Unfortunately, nobody calls for a basic research moonshot. Hunting for biological weirdness or simply studying what is interesting is far more likely to get congressional calumny than to be funded in the first place. One can hate the trend, but the public likes well-defined, targeted efforts -- until they don't (hello 40+ year War on Cancer!). Those who call for moonshots also forget (or ignore) that once minimal success was achieved, Apollo was first ignored and then abandoned. Apollo 13 didn't get live TV coverage when it all was "nominal"; only the threat to the astronauts lives brought network coverage back. Apollo was intended to lead to long stays on the moon, but the later missions were cancelled. I've thrilled to stand beneath the Saturn V at the Kennedy Space Center, but that thrill is tempered with the knowledge that it is not a mock-up above me, but a fully constructed moon rocket that was put on the shelf. It is also worth remembering that Kennedy's 1970 deadline got us to the moon, but at the price of committing to a single technology, three astronauts dying horrible deaths in the Apollo I fire, the moral stain of relying on a bunch of horribly tainted ex-Nazis and a program that was in many ways a technological dead end (as opposed to the Earth Orbit Rendevous plan, which would have evolved into permanent space stations).

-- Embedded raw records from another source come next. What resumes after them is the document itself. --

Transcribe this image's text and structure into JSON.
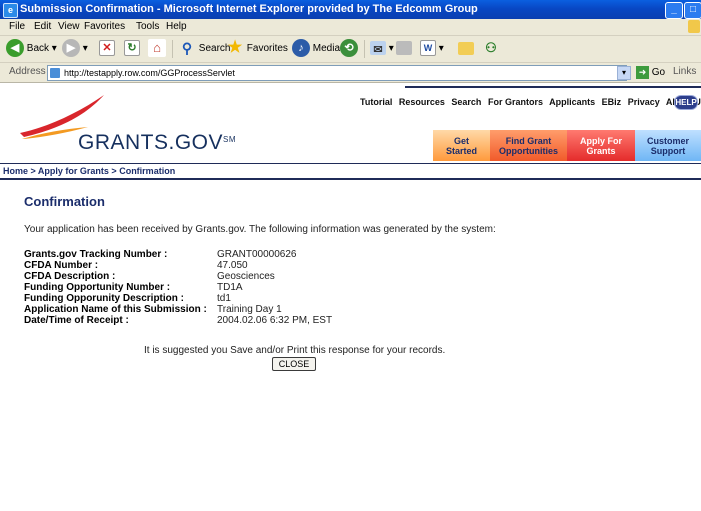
{
  "window": {
    "title": "Submission Confirmation - Microsoft Internet Explorer provided by The Edcomm Group",
    "minimize_glyph": "_",
    "maximize_glyph": "□"
  },
  "menu": [
    "File",
    "Edit",
    "View",
    "Favorites",
    "Tools",
    "Help"
  ],
  "toolbar": {
    "back": "Back",
    "search": "Search",
    "favorites": "Favorites",
    "media": "Media"
  },
  "address": {
    "label": "Address",
    "url": "http://testapply.row.com/GGProcessServlet",
    "go": "Go",
    "links": "Links"
  },
  "site": {
    "logo": "GRANTS.GOV",
    "logo_mark": "SM",
    "top_nav": [
      "Tutorial",
      "Resources",
      "Search",
      "For Grantors",
      "Applicants",
      "EBiz",
      "Privacy",
      "About Us"
    ],
    "help": "HELP",
    "tabs": [
      {
        "line1": "Get",
        "line2": "Started"
      },
      {
        "line1": "Find Grant",
        "line2": "Opportunities"
      },
      {
        "line1": "Apply For",
        "line2": "Grants"
      },
      {
        "line1": "Customer",
        "line2": "Support"
      }
    ],
    "breadcrumb": "Home > Apply for Grants > Confirmation"
  },
  "content": {
    "heading": "Confirmation",
    "intro": "Your application has been received by Grants.gov. The following information was generated by the system:",
    "fields": [
      {
        "label": "Grants.gov Tracking Number :",
        "value": "GRANT00000626"
      },
      {
        "label": "CFDA Number :",
        "value": "47.050"
      },
      {
        "label": "CFDA Description :",
        "value": "Geosciences"
      },
      {
        "label": "Funding Opportunity Number :",
        "value": "TD1A"
      },
      {
        "label": "Funding Opporunity Description :",
        "value": "td1"
      },
      {
        "label": "Application Name of this Submission :",
        "value": "Training Day 1"
      },
      {
        "label": "Date/Time of Receipt :",
        "value": "2004.02.06 6:32 PM, EST"
      }
    ],
    "suggestion": "It is suggested you Save and/or Print this response for your records.",
    "close_button": "CLOSE"
  },
  "colors": {
    "title_bar": "#0847c4",
    "navy": "#1b2d6b",
    "swoosh_red": "#d9262c",
    "swoosh_orange": "#f39a22"
  }
}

If we must have "moonshots", perhaps we could at least have a small fraction of each program paid back into a fund to support basic research. I know that is a very, very difficult sell -- advocates for any disease will be understandably loathe to let go of any funds they have rounded up. But we must restock the larder of technologies, and there is always a possibility that the cure for sickle cell will come from a direction not even imaginable today. Targeting BCL11A expression appears to be a very well-validated approach to generating fetal hemoglobin expression, but perhaps there are others. A decade or so ago there was a debate as to how much cancer funding should pour into cancer genomics. I remain convinced that cancer genomics has yielded many important insights and led to new treatment approaches -- but that enthusiasm is tempered by the fact that cancer immunotherapy is right now looking like the approach that will have the highest yield of durable cures.

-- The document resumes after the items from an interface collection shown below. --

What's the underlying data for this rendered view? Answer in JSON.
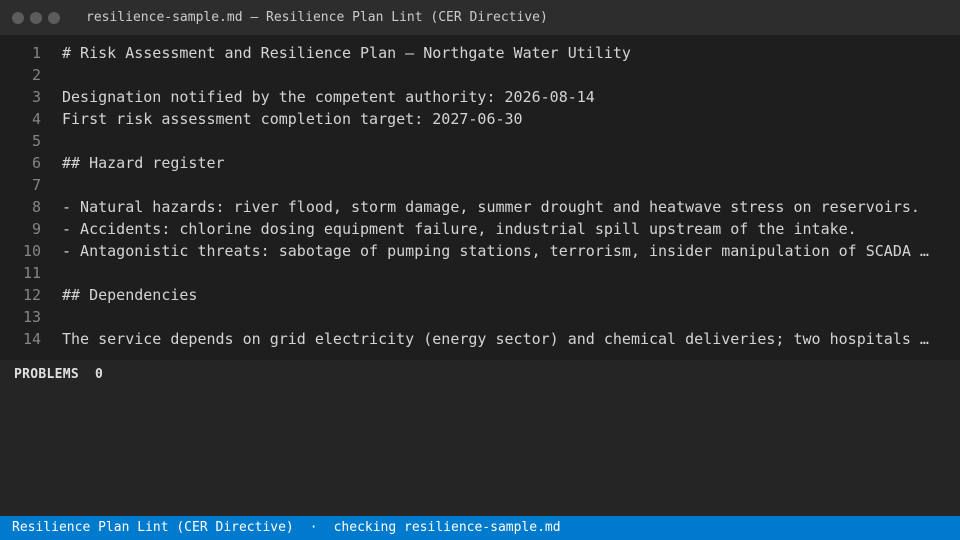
{
  "window": {
    "title": "resilience-sample.md — Resilience Plan Lint (CER Directive)"
  },
  "editor": {
    "lines": [
      {
        "n": "1",
        "text": "# Risk Assessment and Resilience Plan — Northgate Water Utility"
      },
      {
        "n": "2",
        "text": ""
      },
      {
        "n": "3",
        "text": "Designation notified by the competent authority: 2026-08-14"
      },
      {
        "n": "4",
        "text": "First risk assessment completion target: 2027-06-30"
      },
      {
        "n": "5",
        "text": ""
      },
      {
        "n": "6",
        "text": "## Hazard register"
      },
      {
        "n": "7",
        "text": ""
      },
      {
        "n": "8",
        "text": "- Natural hazards: river flood, storm damage, summer drought and heatwave stress on reservoirs."
      },
      {
        "n": "9",
        "text": "- Accidents: chlorine dosing equipment failure, industrial spill upstream of the intake."
      },
      {
        "n": "10",
        "text": "- Antagonistic threats: sabotage of pumping stations, terrorism, insider manipulation of SCADA …"
      },
      {
        "n": "11",
        "text": ""
      },
      {
        "n": "12",
        "text": "## Dependencies"
      },
      {
        "n": "13",
        "text": ""
      },
      {
        "n": "14",
        "text": "The service depends on grid electricity (energy sector) and chemical deliveries; two hospitals …"
      }
    ]
  },
  "panel": {
    "label": "PROBLEMS",
    "count": "0"
  },
  "statusbar": {
    "app": "Resilience Plan Lint (CER Directive)",
    "separator": "·",
    "status": "checking resilience-sample.md"
  },
  "colors": {
    "statusbar_bg": "#007acc",
    "editor_bg": "#1e1e1e",
    "titlebar_bg": "#2d2d2d"
  }
}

Clinical medicine is tough, and setting funding priorities perhaps tougher. Begley's article surfaces a lot of important points; let's hope that lots of powerful people absorb these and contemplate them. There will probably never be a shortage of tragic unmet medical needs, but we cannot let some go underfunded due to our personal blinders.